Data for analysis START
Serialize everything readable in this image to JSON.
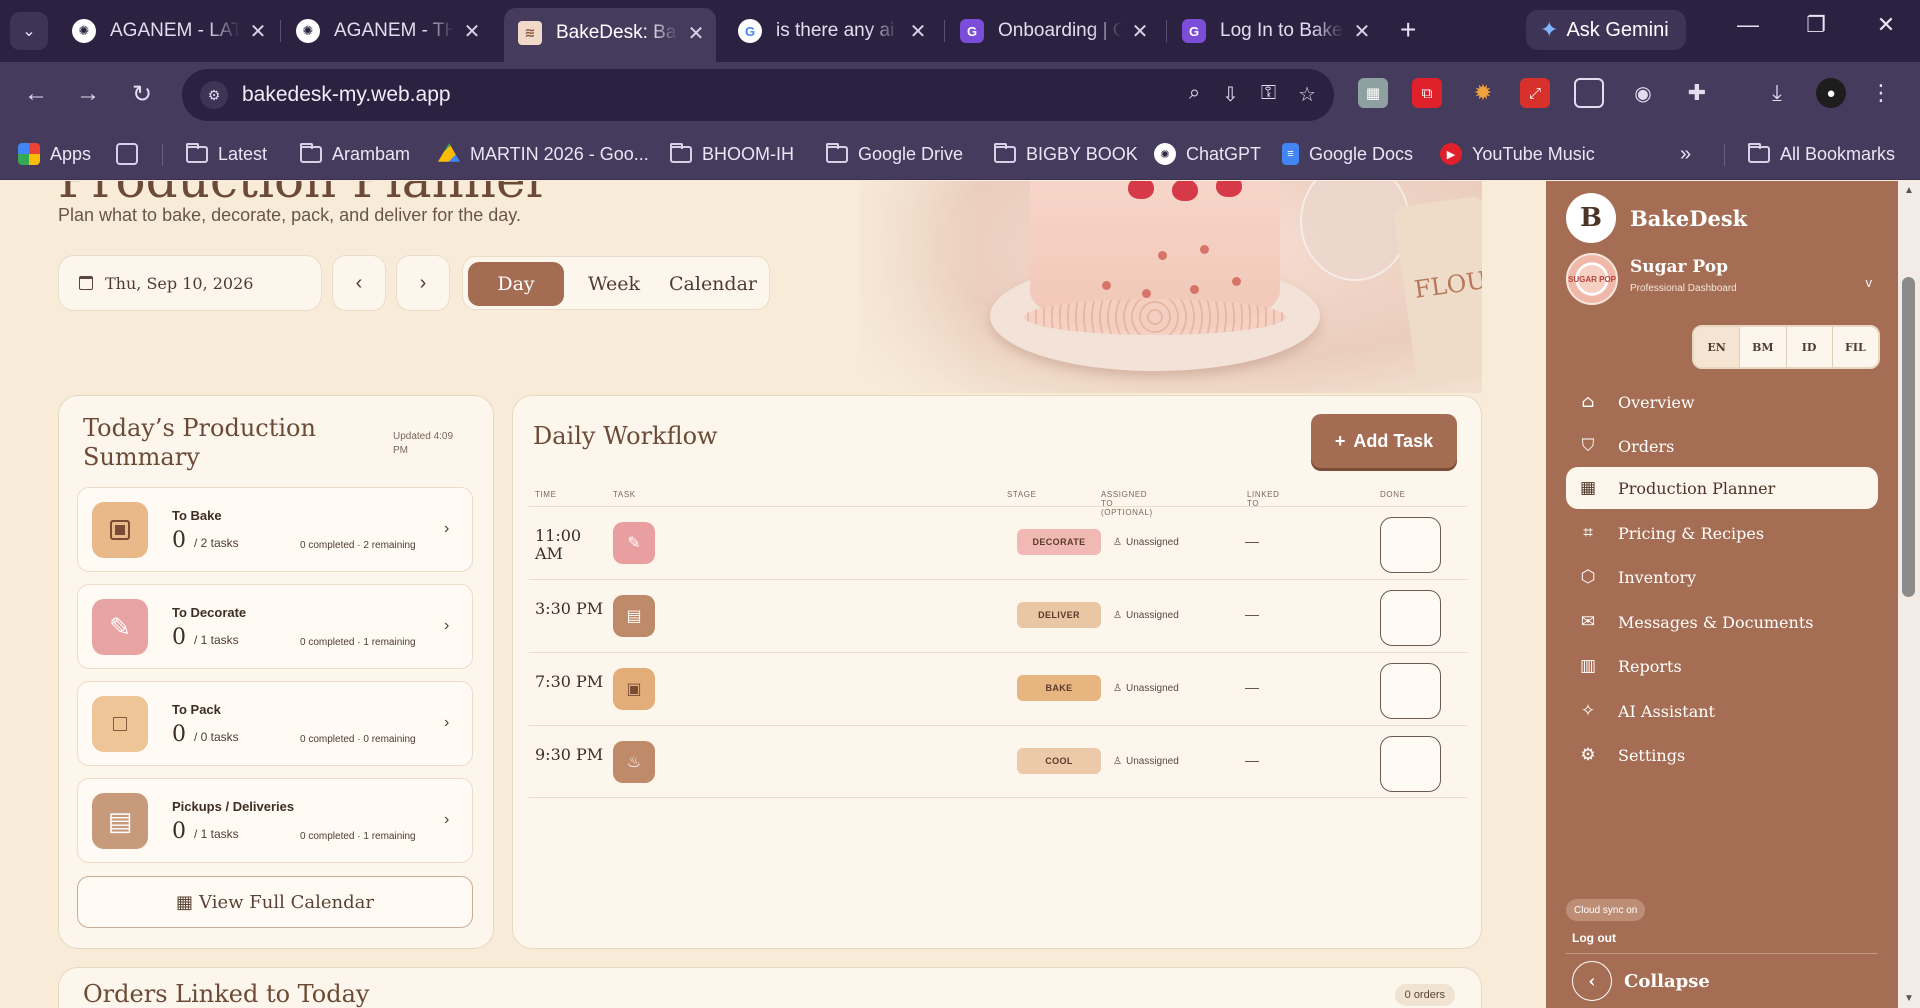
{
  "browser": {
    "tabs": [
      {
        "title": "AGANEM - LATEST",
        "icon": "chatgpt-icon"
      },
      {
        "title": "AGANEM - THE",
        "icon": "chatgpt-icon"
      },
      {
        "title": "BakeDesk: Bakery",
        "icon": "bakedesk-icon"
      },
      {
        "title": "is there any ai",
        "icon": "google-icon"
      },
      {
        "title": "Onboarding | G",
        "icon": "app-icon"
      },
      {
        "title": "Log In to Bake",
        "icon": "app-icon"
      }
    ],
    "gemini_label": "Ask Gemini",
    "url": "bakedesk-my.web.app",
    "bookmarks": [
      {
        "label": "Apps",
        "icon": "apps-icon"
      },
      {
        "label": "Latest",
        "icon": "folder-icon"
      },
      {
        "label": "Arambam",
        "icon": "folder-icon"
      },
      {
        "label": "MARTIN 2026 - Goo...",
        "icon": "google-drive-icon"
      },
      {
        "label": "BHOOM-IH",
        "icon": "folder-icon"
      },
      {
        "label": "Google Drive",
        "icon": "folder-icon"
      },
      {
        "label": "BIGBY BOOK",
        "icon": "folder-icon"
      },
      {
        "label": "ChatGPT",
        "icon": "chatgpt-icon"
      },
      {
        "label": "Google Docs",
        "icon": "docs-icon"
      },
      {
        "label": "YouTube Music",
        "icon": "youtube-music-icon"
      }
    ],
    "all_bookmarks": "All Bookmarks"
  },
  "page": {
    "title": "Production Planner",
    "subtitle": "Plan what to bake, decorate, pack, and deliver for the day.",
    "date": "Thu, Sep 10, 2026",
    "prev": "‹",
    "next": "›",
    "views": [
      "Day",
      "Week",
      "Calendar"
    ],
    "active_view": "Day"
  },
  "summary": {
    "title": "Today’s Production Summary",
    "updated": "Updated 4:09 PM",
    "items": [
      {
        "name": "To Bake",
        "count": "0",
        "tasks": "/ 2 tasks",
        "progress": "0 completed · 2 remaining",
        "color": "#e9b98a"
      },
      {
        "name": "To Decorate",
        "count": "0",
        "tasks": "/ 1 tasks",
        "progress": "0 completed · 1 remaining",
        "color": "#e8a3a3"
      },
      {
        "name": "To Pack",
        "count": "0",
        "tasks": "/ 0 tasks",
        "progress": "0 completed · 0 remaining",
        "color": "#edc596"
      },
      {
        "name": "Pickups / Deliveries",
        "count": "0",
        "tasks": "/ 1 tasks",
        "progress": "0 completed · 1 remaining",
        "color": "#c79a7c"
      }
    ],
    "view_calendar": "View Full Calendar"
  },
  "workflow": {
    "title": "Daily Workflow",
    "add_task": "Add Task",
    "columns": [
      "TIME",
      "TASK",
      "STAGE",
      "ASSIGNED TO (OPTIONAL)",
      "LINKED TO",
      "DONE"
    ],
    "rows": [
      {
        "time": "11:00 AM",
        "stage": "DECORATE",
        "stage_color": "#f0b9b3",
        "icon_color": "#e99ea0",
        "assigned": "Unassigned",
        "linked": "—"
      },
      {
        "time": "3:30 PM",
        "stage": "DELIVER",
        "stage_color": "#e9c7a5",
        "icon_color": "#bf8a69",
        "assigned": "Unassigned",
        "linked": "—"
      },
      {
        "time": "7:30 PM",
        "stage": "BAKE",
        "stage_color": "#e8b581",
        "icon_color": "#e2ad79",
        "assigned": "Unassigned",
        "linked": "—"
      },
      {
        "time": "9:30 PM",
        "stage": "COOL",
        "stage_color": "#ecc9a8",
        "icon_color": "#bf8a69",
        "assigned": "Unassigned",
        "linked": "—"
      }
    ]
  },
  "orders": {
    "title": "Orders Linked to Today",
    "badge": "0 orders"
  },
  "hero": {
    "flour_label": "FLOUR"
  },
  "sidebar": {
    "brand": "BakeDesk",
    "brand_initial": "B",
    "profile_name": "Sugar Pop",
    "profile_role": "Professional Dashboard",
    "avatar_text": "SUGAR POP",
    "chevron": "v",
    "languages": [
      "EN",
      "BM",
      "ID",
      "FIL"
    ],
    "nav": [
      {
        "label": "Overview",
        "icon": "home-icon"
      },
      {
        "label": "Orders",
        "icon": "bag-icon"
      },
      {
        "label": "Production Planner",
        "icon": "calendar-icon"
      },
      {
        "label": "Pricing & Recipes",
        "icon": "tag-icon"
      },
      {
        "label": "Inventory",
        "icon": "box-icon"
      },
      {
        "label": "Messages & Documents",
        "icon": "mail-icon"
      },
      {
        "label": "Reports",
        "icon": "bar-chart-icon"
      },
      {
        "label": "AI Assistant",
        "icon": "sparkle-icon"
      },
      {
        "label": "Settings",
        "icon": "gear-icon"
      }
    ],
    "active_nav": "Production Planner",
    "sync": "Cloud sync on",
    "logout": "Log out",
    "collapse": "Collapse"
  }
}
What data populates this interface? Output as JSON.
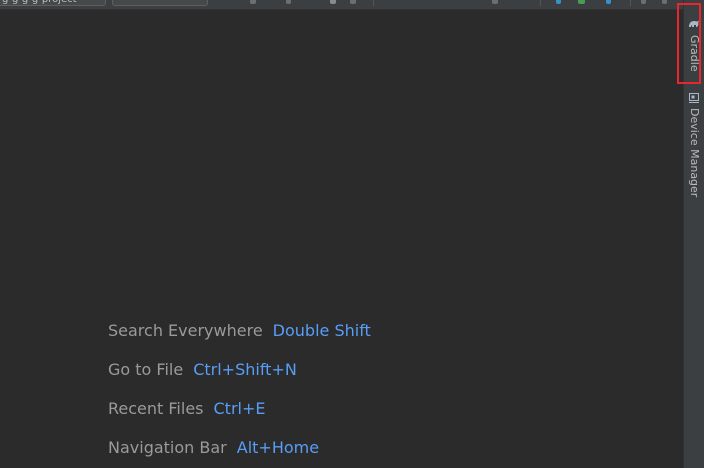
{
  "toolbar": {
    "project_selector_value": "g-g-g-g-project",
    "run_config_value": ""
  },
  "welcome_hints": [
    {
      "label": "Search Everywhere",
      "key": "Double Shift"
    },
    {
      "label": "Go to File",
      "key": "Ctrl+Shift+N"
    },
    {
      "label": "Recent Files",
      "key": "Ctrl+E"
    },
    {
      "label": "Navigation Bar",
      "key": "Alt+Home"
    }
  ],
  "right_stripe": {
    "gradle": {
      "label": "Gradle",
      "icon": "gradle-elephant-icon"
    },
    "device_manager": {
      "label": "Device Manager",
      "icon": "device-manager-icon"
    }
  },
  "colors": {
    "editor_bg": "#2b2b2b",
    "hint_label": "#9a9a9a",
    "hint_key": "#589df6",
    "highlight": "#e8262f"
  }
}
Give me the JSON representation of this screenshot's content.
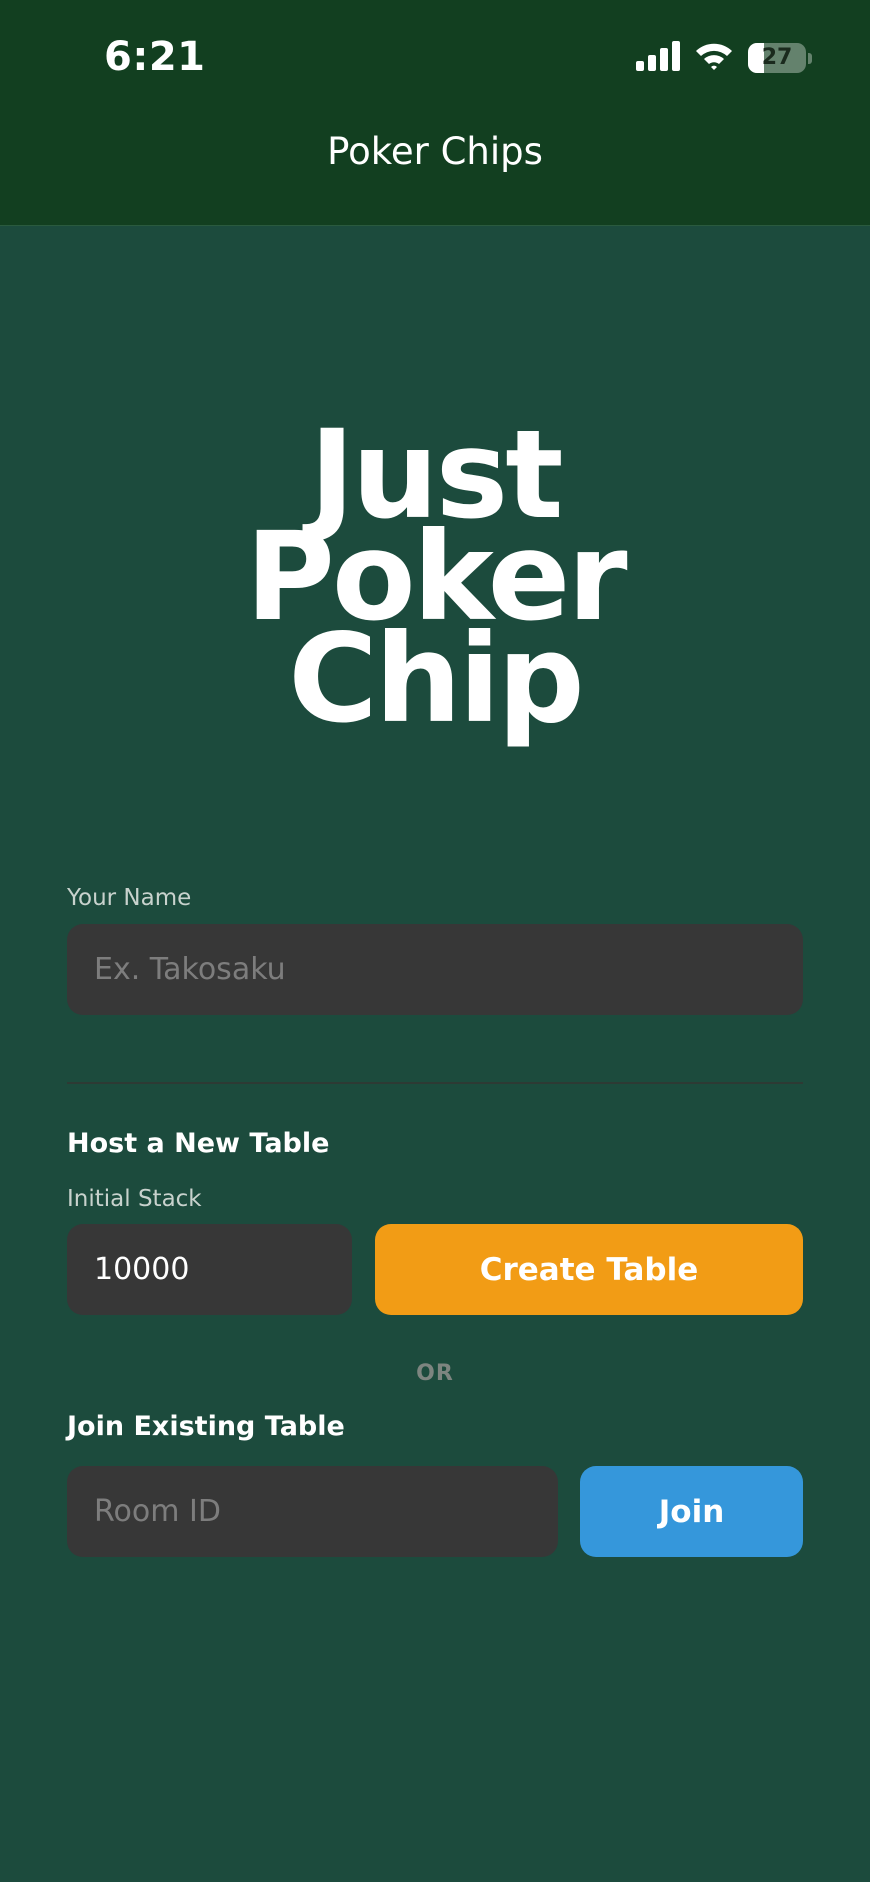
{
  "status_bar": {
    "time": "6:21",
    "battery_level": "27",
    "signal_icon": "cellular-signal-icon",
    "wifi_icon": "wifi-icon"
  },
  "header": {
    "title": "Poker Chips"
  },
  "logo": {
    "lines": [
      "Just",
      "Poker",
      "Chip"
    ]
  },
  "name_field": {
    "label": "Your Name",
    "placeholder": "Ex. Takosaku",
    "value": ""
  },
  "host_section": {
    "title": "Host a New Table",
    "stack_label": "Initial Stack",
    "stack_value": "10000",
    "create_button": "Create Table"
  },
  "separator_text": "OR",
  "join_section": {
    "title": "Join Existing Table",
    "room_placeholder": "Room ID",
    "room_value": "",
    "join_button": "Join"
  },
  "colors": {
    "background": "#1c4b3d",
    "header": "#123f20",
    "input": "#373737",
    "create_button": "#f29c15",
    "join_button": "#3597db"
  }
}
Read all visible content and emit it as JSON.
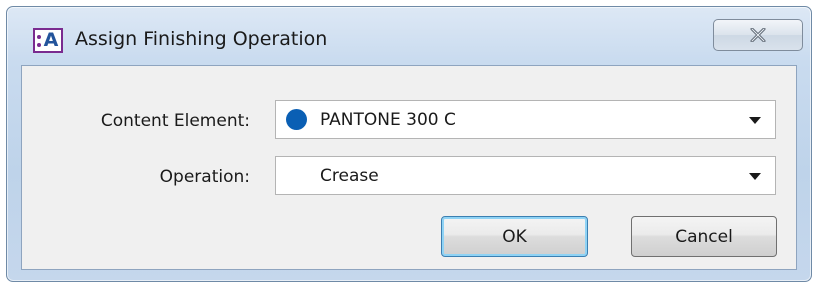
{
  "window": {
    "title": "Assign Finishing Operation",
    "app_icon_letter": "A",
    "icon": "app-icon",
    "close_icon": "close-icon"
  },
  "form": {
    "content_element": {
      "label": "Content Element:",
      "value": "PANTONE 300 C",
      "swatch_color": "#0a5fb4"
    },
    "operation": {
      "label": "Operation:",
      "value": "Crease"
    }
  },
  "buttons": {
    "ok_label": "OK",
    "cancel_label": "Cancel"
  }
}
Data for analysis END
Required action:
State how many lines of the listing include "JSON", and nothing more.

Task output:
4